<<<<
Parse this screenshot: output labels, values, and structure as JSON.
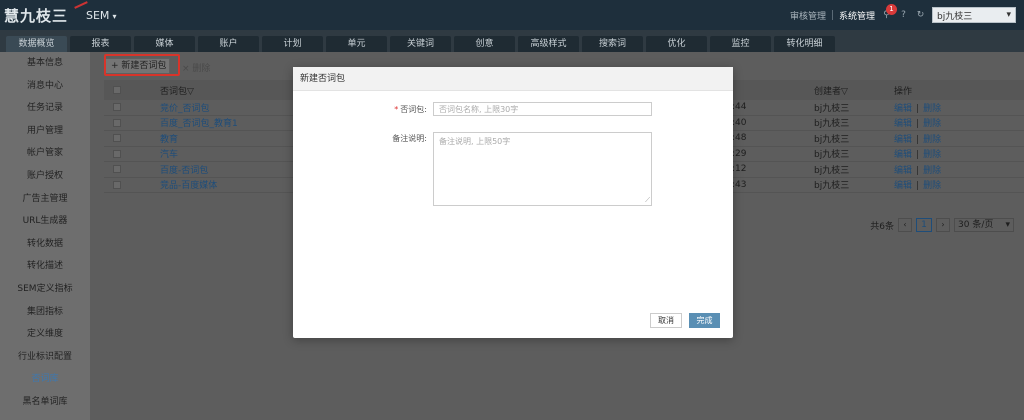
{
  "header": {
    "logo": "慧九枝三",
    "product": "SEM",
    "links": [
      "审核管理",
      "系统管理"
    ],
    "badge_count": "1",
    "account": "bj九枝三"
  },
  "tabs": [
    "数据概览",
    "报表",
    "媒体",
    "账户",
    "计划",
    "单元",
    "关键词",
    "创意",
    "高级样式",
    "搜索词",
    "优化",
    "监控",
    "转化明细"
  ],
  "sidebar": [
    "基本信息",
    "消息中心",
    "任务记录",
    "用户管理",
    "帐户管家",
    "账户授权",
    "广告主管理",
    "URL生成器",
    "转化数据",
    "转化描述",
    "SEM定义指标",
    "集团指标",
    "定义维度",
    "行业标识配置",
    "否词库",
    "黑名单词库"
  ],
  "sidebar_active": 14,
  "toolbar": {
    "new_label": "+ 新建否词包",
    "delete_label": "× 删除"
  },
  "table": {
    "headers": {
      "name": "否词包▽",
      "creator": "创建者▽",
      "op": "操作"
    },
    "rows": [
      {
        "name": "竞价_否词包",
        "time": "11:43:44",
        "creator": "bj九枝三"
      },
      {
        "name": "百度_否词包_教育1",
        "time": "11:45:40",
        "creator": "bj九枝三"
      },
      {
        "name": "教育",
        "time": "14:12:48",
        "creator": "bj九枝三"
      },
      {
        "name": "汽车",
        "time": "15:15:29",
        "creator": "bj九枝三"
      },
      {
        "name": "百度-否词包",
        "time": "14:10:12",
        "creator": "bj九枝三"
      },
      {
        "name": "竞品-百度媒体",
        "time": "17:06:43",
        "creator": "bj九枝三"
      }
    ],
    "edit": "编辑",
    "delete": "删除"
  },
  "pager": {
    "total": "共6条",
    "current": "1",
    "page_size": "30 条/页"
  },
  "modal": {
    "title": "新建否词包",
    "name_label": "否词包:",
    "name_placeholder": "否词包名称, 上限30字",
    "note_label": "备注说明:",
    "note_placeholder": "备注说明, 上限50字",
    "cancel": "取消",
    "ok": "完成"
  }
}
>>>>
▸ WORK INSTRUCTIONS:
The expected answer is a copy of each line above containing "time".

▸ OUTPUT:
        "time": "11:43:44",
        "time": "11:45:40",
        "time": "14:12:48",
        "time": "15:15:29",
        "time": "14:10:12",
        "time": "17:06:43",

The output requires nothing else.